*** Block opens ***
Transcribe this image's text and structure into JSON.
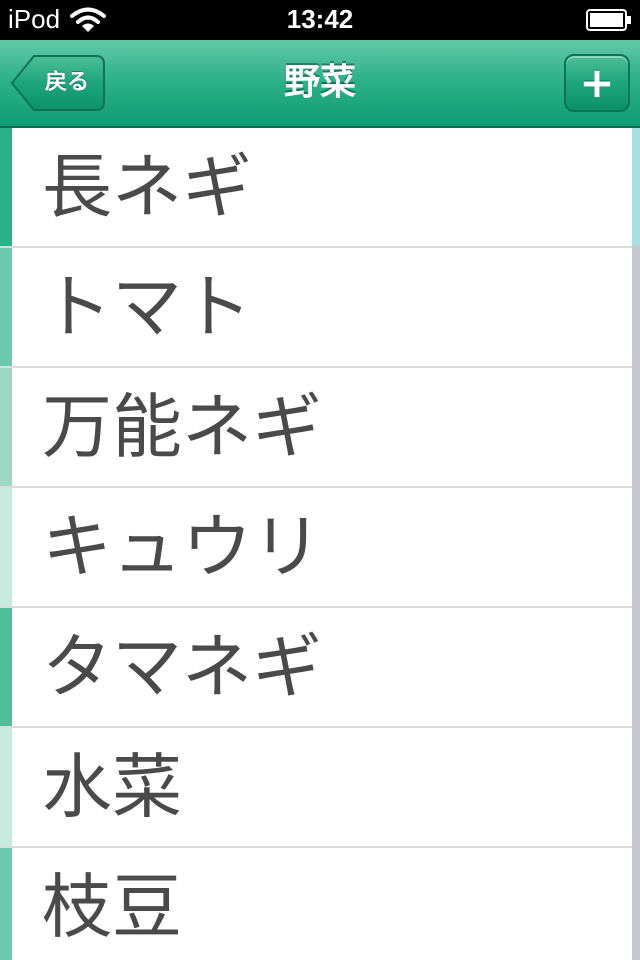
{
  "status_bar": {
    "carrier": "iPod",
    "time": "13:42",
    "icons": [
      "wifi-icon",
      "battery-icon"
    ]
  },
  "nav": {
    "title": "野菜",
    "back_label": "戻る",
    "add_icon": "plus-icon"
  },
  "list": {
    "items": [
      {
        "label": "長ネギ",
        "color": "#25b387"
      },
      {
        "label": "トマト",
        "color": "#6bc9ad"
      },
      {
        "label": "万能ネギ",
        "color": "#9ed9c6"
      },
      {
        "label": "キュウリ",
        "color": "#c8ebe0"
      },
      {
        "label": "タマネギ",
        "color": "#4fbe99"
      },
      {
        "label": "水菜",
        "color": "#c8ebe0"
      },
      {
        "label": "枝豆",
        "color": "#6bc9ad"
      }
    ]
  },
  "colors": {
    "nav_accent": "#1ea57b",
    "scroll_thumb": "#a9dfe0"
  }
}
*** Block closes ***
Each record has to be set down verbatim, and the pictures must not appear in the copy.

Transcribe this image's text and structure into JSON.
{
  "status_bar": {
    "carrier": "iPod",
    "time": "13:42",
    "icons": [
      "wifi-icon",
      "battery-icon"
    ]
  },
  "nav": {
    "title": "野菜",
    "back_label": "戻る",
    "add_icon": "plus-icon"
  },
  "list": {
    "items": [
      {
        "label": "長ネギ",
        "color": "#25b387"
      },
      {
        "label": "トマト",
        "color": "#6bc9ad"
      },
      {
        "label": "万能ネギ",
        "color": "#9ed9c6"
      },
      {
        "label": "キュウリ",
        "color": "#c8ebe0"
      },
      {
        "label": "タマネギ",
        "color": "#4fbe99"
      },
      {
        "label": "水菜",
        "color": "#c8ebe0"
      },
      {
        "label": "枝豆",
        "color": "#6bc9ad"
      }
    ]
  },
  "colors": {
    "nav_accent": "#1ea57b",
    "scroll_thumb": "#a9dfe0"
  }
}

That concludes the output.